■ WHAT THE TASK ASKS ■
Report back every line in the data that includes the string "content".

....................

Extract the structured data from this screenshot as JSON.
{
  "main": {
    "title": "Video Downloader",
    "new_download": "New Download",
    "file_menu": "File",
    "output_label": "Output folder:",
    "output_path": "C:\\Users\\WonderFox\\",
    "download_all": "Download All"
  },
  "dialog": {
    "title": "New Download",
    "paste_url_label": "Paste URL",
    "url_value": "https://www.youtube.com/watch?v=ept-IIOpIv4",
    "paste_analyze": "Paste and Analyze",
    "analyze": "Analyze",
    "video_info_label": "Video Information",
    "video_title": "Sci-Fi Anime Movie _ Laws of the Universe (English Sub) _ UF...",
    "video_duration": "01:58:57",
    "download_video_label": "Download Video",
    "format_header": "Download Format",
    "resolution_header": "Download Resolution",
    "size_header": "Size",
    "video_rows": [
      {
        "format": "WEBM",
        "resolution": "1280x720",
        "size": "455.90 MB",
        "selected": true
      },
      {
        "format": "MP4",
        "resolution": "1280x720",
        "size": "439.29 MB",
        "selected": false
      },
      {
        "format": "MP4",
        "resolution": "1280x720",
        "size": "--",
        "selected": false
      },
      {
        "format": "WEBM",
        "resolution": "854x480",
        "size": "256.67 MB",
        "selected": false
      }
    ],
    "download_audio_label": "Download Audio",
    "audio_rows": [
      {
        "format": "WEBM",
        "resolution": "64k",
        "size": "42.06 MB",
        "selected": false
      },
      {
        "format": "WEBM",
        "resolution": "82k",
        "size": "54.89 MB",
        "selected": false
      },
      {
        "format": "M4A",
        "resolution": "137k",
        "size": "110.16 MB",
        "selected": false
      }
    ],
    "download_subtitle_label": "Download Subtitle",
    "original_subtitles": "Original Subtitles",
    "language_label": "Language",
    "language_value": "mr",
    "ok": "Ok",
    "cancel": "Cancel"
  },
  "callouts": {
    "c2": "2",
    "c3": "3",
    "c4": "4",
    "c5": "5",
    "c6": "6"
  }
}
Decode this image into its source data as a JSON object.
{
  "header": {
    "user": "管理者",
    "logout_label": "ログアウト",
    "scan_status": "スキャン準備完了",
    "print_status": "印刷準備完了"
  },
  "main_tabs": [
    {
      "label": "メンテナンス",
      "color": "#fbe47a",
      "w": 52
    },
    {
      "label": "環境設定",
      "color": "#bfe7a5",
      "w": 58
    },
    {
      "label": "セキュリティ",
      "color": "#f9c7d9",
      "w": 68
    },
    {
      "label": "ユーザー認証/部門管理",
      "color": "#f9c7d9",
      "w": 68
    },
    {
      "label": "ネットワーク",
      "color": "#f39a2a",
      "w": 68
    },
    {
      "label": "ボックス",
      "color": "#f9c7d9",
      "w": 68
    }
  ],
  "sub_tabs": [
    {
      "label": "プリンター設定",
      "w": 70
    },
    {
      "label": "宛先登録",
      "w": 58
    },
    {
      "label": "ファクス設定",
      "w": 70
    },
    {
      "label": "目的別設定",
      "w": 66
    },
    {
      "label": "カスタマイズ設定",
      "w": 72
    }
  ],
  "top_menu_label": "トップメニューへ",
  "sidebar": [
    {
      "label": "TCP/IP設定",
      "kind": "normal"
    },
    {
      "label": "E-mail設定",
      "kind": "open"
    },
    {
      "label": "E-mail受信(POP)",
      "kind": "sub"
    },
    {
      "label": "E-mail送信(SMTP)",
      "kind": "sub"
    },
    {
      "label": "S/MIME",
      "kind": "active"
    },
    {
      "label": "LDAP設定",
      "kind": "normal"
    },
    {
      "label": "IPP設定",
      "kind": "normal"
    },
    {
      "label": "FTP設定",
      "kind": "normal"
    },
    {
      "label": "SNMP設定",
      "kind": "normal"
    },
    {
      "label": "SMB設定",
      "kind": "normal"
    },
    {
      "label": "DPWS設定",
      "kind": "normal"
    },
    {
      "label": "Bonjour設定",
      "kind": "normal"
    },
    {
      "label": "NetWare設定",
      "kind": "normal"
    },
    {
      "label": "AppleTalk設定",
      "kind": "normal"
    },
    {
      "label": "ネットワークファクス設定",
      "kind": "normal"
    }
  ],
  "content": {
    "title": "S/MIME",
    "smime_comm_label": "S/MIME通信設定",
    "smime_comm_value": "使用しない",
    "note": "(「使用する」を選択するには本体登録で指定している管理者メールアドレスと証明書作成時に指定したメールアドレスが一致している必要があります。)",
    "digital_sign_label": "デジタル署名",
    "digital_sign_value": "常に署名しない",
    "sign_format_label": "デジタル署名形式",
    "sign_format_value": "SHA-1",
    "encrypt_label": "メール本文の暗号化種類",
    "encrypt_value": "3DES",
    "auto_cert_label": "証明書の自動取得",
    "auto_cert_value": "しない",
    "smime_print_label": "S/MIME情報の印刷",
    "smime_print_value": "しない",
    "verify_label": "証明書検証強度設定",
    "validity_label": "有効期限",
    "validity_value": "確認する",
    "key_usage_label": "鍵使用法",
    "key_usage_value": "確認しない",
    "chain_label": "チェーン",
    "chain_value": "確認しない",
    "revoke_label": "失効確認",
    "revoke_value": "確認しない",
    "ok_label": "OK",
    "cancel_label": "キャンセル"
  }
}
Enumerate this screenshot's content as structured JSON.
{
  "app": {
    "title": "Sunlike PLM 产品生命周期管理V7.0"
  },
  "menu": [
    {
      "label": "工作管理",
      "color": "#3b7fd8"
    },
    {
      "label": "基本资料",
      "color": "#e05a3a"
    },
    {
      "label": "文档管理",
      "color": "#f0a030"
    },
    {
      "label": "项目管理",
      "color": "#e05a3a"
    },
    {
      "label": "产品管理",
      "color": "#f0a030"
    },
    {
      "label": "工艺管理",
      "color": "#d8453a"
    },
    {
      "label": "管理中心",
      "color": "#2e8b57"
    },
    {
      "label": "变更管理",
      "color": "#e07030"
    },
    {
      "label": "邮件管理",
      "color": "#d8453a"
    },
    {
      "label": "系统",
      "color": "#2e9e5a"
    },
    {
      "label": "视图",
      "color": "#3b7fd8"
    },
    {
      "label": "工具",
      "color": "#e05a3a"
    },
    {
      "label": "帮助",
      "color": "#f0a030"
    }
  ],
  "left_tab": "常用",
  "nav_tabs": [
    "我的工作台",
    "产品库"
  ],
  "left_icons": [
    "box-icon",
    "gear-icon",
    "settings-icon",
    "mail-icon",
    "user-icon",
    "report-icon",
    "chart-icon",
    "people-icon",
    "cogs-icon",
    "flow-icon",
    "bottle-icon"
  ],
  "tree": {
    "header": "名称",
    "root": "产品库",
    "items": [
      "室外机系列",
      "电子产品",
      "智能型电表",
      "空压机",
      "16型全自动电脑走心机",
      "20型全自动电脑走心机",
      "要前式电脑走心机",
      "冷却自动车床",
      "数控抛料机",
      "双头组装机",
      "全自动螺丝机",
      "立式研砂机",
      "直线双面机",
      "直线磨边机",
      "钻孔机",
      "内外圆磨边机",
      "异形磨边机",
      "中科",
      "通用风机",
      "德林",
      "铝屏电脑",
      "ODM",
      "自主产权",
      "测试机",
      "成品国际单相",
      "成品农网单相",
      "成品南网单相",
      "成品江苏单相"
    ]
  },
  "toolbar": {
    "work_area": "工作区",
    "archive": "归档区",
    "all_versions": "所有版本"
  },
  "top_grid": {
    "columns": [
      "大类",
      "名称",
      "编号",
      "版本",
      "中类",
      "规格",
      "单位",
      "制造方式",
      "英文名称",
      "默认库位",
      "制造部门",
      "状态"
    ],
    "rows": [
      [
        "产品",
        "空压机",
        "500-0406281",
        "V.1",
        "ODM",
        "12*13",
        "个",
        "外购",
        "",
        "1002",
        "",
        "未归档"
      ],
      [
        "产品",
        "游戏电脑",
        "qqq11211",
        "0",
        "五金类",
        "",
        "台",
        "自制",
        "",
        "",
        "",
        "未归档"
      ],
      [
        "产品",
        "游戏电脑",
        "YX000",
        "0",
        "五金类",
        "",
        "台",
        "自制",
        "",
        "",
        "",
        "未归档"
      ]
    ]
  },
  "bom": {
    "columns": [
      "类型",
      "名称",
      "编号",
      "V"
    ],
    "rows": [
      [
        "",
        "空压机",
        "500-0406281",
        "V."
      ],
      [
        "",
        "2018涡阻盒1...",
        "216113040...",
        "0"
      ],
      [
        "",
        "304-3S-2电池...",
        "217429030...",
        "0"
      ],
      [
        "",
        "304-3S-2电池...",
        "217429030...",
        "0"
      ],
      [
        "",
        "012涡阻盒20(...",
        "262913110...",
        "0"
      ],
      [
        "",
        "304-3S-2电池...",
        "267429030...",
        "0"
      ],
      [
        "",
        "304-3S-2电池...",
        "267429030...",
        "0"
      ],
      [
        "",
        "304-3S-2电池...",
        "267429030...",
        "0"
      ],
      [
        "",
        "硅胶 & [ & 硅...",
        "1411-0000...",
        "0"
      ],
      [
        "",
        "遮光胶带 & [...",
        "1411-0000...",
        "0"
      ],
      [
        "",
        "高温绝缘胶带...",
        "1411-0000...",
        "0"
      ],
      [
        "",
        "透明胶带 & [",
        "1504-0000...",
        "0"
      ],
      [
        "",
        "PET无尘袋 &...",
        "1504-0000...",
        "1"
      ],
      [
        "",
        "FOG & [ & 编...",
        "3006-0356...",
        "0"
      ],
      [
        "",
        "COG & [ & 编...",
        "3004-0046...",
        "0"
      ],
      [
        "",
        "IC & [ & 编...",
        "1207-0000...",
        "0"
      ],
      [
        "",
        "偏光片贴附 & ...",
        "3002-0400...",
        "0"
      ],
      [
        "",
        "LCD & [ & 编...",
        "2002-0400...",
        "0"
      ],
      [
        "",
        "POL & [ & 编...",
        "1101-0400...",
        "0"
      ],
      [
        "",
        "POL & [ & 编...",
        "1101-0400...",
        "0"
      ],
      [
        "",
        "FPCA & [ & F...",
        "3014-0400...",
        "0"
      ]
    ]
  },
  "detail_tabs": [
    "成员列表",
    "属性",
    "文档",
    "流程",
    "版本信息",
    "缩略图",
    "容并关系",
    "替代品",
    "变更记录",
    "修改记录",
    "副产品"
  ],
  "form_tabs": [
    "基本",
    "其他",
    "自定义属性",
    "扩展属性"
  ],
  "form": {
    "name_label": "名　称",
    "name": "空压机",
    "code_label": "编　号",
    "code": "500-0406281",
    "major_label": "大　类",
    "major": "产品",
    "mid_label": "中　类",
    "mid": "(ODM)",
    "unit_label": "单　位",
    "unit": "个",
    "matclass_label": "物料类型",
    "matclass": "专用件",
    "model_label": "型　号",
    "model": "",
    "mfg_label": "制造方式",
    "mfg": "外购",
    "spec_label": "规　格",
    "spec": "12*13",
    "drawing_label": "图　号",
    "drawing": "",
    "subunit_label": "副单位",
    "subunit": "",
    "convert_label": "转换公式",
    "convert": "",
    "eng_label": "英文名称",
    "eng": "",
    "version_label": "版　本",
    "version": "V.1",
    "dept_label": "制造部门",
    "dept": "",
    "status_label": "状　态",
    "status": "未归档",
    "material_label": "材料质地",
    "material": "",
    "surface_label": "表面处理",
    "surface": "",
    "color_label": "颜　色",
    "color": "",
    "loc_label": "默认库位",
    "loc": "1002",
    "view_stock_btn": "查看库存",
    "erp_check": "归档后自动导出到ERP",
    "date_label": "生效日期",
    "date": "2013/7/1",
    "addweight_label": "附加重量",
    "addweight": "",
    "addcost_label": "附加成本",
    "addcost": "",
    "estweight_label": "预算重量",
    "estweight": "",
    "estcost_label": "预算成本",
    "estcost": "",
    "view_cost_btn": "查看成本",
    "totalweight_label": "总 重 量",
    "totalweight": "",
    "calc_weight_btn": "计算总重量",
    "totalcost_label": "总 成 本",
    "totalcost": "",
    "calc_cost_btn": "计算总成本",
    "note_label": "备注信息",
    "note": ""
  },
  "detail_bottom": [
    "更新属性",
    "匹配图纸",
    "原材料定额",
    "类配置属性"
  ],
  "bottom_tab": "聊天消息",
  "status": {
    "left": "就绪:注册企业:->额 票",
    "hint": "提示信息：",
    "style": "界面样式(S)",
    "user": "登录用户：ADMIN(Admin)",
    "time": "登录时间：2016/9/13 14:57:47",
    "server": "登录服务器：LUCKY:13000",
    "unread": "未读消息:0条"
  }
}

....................

■ TASK ANSWER ■
  "content": {
Enumerate this screenshot's content as structured JSON.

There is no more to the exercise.